The task at hand was vague – “make the school look good”, which is in line with what a volunteer is supposed to do – “good things”. Painting the school was a good thing. Letting the kids help was a good thing. Everything being done there was a good thing. These were ideas that had built up in the volunteers’ minds over time from bake sales and university applications. The simple act of being in a developing country is a good thing.
Aside from the autistic ones, the kids forgot the volunteers’ names on a daily basis; although, they did remember the people, and their unique personality traits. They knew Sebastian was the funny guy, who likes to put paint on your face when you weren’t looking. They knew Leigh to be really encouraging, always shoving a paintbrush in your hand and clapping and whistling before you even stepped on the ladder. They knew Markus to be more interactive, always asking kids what animals they liked, then painting them onto the walls. So what was it that they remembered – the good things or the good people? What was it that built up over time – the layers of paint or the layers of encouragement and self-esteem?
Dawson was known as the questioner. His glasses were always sliding down his nose, giving him the impression of one who was always analyzing the world below him. “Por qué” was his favourite phrase, and “por qué” was his favourite follow-up. On the last day, Dawson had drawn an airplane on the wall. When the finishing strokes were applied, he came down and gave Ines a high-five for holding the ladder for him. In broken Spanish, he asked her if she knew what he had drawn.
“Do you like airplanes?”
“Yes… I like them very much!”
“So I can see the world.”
“Why do you want to do that?”
“So I can remember all the beautiful places in the world.”
With that, Dawson began to draw a triangular tower, below which he wrote “France”. Then he drew a really long wall, below which he wrote “China”. Then he drew a person holding a flame and wrote underneath “America”. On and on he drew, while Ines stood watching.
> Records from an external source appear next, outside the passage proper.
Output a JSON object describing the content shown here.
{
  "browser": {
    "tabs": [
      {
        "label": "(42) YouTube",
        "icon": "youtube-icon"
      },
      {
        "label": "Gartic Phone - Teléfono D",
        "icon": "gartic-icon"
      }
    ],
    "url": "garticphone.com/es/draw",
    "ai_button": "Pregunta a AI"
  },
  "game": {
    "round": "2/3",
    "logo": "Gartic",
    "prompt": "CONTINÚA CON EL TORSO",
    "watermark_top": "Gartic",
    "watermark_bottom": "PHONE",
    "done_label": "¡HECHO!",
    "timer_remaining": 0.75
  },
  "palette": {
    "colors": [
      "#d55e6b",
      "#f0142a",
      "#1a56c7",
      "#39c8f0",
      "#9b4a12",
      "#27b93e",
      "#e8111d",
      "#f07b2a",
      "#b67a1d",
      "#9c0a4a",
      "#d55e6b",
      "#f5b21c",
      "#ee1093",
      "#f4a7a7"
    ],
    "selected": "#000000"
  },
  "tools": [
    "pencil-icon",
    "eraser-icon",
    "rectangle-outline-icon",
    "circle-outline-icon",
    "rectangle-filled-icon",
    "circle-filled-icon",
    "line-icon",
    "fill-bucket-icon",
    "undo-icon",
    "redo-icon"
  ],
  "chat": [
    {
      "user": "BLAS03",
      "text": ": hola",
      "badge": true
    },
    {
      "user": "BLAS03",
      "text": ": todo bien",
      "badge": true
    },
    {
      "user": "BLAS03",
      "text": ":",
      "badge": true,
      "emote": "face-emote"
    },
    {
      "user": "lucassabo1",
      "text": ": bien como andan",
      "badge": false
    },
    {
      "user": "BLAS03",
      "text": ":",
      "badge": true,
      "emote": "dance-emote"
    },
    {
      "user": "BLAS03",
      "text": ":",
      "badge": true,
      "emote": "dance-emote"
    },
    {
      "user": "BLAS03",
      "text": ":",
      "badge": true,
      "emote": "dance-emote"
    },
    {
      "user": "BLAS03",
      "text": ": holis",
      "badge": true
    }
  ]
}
The pyramids of Egypt, the mountains of Tibet, the Kangaroos of Australia – the world materialized in front of Ines, without her so much as turning her head. The other volunteers had stopped what they were doing, and the kids in the Workshop had put down their tools. They were watching Dawson draw these monumental places in the world – places that would never go away, places that would never fade from the memory of humanity. Then he drew the school. He told them that they were a part of this world, and that for him it was as beautiful and monumental as the rest.
He painted it on the wall that did not matter. None of the walls mattered, including the ones that stood around watching. They were blank slates for the things that did matter.